Some of the smaller lenders in the mortgage market say stricter lending controls from the Australian Prudential Regulation Authority are hurting their business and taking away the advantage they had over the majors.
According to shadow lenders Liberty Financial, Resimac and Pepper Group, if APRA goes ahead and introduces caps on loan growth it may shut out large sections of the community trying to access housing finance.
The problem for these smaller operators is the clampdowns hit them as well as the larger lenders in the banking sector it will take away the advantage they had over them and put pressure on them to scale back.
James Boyle from Liberty Finance told Australian Financial Review the caps would mean his business would look at withdrawing from making low doc and non-conforming loans and look to pursue a full banking licence instead to stay competitive.
“We think it would be an adverse outcome for customers but a very real strategic option for us is to become a bank,” he said.
“It may make sense for us.”
Liberty Finance specialises in loans to borrowers who have a limited credit history, as do many other shadow lenders.
APRA maintains its restrictions need apply to all lenders in the market and are keeping a close eye on non-bank lenders in case they simply picked up the slack from borrowers frozen out of banks due to the clampdown.
Pepper Group’s chief financial officer Cameron Small said he is concerned about the unintended consequences of the restrictions for customers of non-bank lenders.
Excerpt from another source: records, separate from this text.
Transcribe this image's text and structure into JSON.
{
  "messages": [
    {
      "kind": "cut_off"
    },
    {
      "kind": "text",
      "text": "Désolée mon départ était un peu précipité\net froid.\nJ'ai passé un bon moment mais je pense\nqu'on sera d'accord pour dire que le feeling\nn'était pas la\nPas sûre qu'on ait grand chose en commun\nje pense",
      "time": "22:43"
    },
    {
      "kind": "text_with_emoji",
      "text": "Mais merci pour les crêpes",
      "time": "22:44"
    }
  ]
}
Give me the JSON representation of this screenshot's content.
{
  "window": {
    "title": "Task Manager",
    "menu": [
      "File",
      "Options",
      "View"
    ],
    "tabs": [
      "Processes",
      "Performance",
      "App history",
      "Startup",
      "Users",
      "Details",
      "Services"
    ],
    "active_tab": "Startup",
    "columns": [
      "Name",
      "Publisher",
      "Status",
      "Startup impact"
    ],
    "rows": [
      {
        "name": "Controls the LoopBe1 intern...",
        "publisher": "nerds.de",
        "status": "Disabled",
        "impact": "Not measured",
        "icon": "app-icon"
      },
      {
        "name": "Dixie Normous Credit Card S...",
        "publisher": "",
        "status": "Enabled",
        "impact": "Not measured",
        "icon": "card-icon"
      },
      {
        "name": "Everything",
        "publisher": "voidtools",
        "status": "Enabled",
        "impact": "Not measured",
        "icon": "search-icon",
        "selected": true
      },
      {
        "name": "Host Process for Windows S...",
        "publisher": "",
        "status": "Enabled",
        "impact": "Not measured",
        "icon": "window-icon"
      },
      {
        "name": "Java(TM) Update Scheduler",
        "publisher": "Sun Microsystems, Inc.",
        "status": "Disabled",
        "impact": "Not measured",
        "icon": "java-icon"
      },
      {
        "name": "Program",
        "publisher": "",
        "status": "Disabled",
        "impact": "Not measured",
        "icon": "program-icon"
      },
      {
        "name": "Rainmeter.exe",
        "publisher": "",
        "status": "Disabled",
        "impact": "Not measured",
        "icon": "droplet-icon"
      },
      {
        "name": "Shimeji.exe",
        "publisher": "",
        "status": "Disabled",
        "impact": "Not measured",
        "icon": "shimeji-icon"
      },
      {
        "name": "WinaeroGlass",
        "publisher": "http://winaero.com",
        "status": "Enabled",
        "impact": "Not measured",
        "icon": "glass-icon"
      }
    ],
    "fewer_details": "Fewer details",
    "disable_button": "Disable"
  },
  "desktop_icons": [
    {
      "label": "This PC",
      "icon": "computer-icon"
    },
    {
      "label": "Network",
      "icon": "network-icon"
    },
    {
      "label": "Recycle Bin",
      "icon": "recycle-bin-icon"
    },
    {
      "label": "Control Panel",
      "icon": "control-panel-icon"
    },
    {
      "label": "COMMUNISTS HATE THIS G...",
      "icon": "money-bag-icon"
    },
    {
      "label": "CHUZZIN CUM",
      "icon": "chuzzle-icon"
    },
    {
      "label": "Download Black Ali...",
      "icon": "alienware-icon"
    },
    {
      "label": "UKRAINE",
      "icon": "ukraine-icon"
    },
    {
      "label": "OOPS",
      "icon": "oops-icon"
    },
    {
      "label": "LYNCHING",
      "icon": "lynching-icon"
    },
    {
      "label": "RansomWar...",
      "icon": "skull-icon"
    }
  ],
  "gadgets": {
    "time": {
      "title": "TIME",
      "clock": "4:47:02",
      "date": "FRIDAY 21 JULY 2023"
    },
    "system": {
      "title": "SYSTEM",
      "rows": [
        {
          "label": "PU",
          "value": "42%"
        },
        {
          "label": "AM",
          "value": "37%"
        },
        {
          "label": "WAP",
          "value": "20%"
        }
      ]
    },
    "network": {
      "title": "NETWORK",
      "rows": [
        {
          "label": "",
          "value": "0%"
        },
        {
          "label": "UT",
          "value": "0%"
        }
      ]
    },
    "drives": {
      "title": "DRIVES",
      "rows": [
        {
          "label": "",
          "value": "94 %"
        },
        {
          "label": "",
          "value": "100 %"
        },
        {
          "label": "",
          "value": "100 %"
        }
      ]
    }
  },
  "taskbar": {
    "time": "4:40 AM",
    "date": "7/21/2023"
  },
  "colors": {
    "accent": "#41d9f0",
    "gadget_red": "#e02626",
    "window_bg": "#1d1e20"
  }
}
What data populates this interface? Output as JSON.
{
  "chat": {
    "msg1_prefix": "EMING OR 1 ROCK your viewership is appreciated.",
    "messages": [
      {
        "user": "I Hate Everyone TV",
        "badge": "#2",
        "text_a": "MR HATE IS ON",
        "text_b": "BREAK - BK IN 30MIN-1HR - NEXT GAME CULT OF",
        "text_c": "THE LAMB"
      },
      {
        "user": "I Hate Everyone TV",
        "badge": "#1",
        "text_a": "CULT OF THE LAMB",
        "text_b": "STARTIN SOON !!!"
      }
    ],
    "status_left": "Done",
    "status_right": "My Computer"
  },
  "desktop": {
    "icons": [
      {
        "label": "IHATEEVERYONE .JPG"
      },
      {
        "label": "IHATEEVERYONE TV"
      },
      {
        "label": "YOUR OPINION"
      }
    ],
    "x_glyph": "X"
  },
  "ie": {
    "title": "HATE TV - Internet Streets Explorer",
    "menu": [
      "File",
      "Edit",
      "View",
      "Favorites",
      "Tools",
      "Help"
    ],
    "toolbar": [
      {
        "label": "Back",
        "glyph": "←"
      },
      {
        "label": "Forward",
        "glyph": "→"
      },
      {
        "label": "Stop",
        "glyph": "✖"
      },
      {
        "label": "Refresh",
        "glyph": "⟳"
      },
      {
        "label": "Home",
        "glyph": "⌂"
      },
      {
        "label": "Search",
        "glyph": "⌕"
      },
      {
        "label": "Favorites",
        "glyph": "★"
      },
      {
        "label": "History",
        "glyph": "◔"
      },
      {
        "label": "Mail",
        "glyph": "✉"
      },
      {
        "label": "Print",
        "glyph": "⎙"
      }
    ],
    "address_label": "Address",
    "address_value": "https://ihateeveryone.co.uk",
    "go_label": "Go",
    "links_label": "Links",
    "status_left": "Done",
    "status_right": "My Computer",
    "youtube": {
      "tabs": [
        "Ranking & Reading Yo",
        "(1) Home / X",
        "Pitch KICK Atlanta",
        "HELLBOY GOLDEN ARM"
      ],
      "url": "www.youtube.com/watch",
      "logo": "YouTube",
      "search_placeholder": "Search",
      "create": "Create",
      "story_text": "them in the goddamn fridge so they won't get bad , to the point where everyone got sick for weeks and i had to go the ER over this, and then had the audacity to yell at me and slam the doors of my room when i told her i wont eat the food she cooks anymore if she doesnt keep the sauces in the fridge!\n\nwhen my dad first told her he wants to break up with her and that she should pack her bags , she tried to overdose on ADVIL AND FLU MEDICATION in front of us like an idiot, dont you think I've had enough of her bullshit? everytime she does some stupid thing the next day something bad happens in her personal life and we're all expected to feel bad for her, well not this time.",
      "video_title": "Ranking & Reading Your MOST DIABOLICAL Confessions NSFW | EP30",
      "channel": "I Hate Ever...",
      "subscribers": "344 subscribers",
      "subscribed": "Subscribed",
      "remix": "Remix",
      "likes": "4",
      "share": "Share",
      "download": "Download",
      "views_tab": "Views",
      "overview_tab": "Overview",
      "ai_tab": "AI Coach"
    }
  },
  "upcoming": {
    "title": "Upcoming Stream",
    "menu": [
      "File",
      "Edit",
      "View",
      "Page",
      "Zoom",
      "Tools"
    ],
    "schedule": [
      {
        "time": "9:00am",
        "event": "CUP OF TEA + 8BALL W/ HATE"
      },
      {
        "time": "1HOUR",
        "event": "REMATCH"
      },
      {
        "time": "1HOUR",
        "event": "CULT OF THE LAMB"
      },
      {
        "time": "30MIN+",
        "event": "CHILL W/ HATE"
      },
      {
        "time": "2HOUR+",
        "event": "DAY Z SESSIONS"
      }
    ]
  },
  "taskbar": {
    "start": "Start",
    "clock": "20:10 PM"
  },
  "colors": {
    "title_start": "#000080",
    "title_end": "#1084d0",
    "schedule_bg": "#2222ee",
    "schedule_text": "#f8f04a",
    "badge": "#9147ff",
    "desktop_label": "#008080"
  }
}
“It is essential that legislation and regulation is introduced in a manner that does not result in the exclusion of a whole segment of ordinary Australians from accessing housing finance,” he told Australian Financial Review.